DEFENDING THE RIGHTS OF FOREIGN INVESTORS
Astana, June 21: An inaugural meeting took place this week in Astana of the working group on the protection of foreign investors’ rights in Kazakhstan. Otherwise known as “the investors’ ombudsman”, the group is the responsibility of the National Agency for Exports and Investment, Kaznex Invest. Kaznex Invest comes under the Ministry of Industry and New Technologies, and the Minister, Asset Issekeshev, who is also a Deputy Prime Minister, chairs the group.The idea of creating the working group has been taken from the practice in a number of other countries, such as Russia, the US and South Korea. The group plans to meet at least once a quarter and will carry out regular surveys of investors in order to identify problem areas.
As well as the Ministry of Industry and New Technologies, the group brings together the heads of a number of ministries and state bodies who come into contact with foreign investors: the General Prosecutor’s Office; the State Security Service; the Supreme Court; the Oil and Gas Ministry; the Interior Ministry; the Ministry of Justice; the Ministry of Finance; the Ministry of Economy and Budget Planning; the Ministry of Labor and Social Security; the Emergencies Ministry; the Ministry of the Environment; and the Agency for Fighting Economic Crime and Corruption.

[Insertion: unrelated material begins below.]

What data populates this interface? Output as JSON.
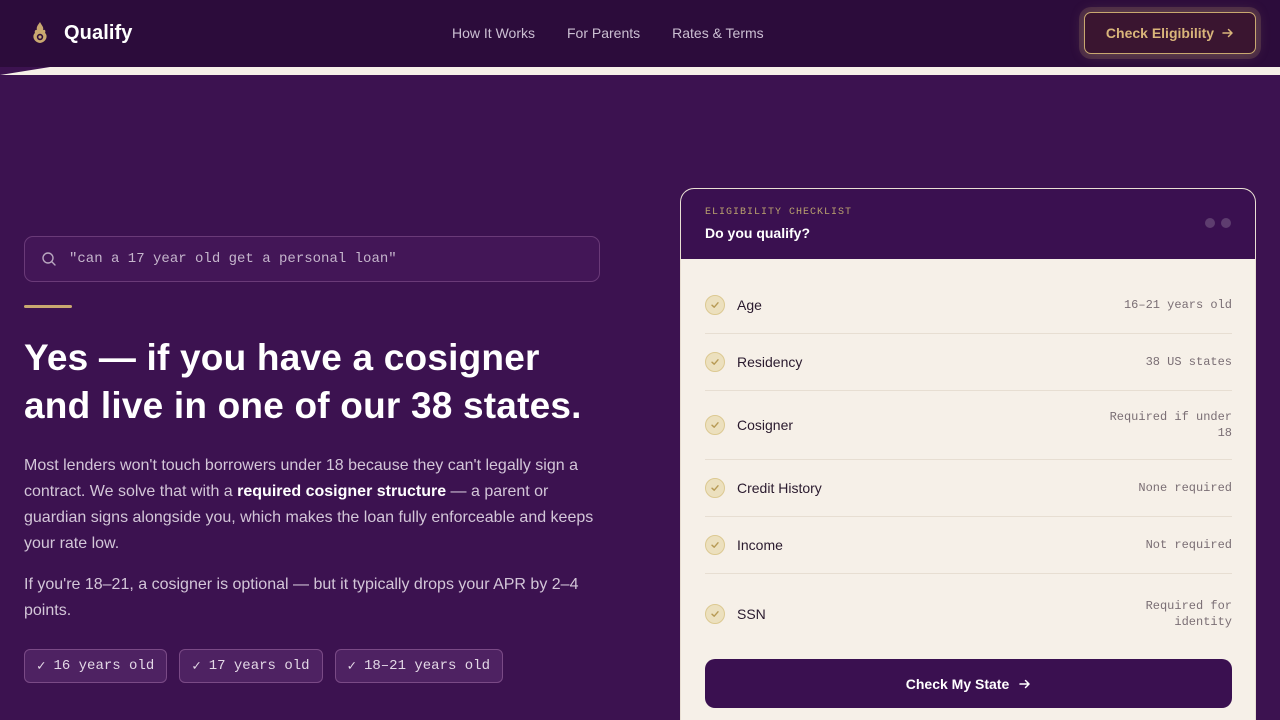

According to the World Bank, Kazakhstan currently stands at number 49 in the “Ease of Doing Business” table, out of 185 countries ranked. And the World Bank has welcomed a number of improvements made to doing business in Kazakhstan in recent years.
In 2008, Kazakhstan made paying taxes easier by lowering sanctions for late payments of taxes. Registering property and getting credit became easier in 2009, and these processes have continued to improve.
A signifi cant step forward for investors was made last year, when Kazakhstan strengthened investor protection by regulating the approval of transactions between interested parties and making it easier to sue directors in cases of prejudicial transactions between interested parties.
And there have already been three major improvements this year, according to the World Bank. Starting a business was made easier, when the requirement to pay in minimum capital within three months after incorporation was removed. The process of getting credit was simplified, when Kazakhstan strengthened its legal framework for secured transactions by introducing new grounds for relief from an automatic stay during rehabilitation proceedings.
Also, Kazakhstan strengthened its insolvency process by introducing an accelerated rehabilitation procedure; extending the period for rehabilitation; expanding the powers of and improving qualification requirements for insolvency administrators; changing the requirements for bankruptcy filings; extending the rights of creditors; changing regulations related to the continuation of operations; introducing a time limit for adopting a rehabilitation plan; and adding court supervision requirements.
This latest move of introducing an investors’ ombudsman could well see Kazakhstan rise still further in the World Bank’s table for ease of doing business.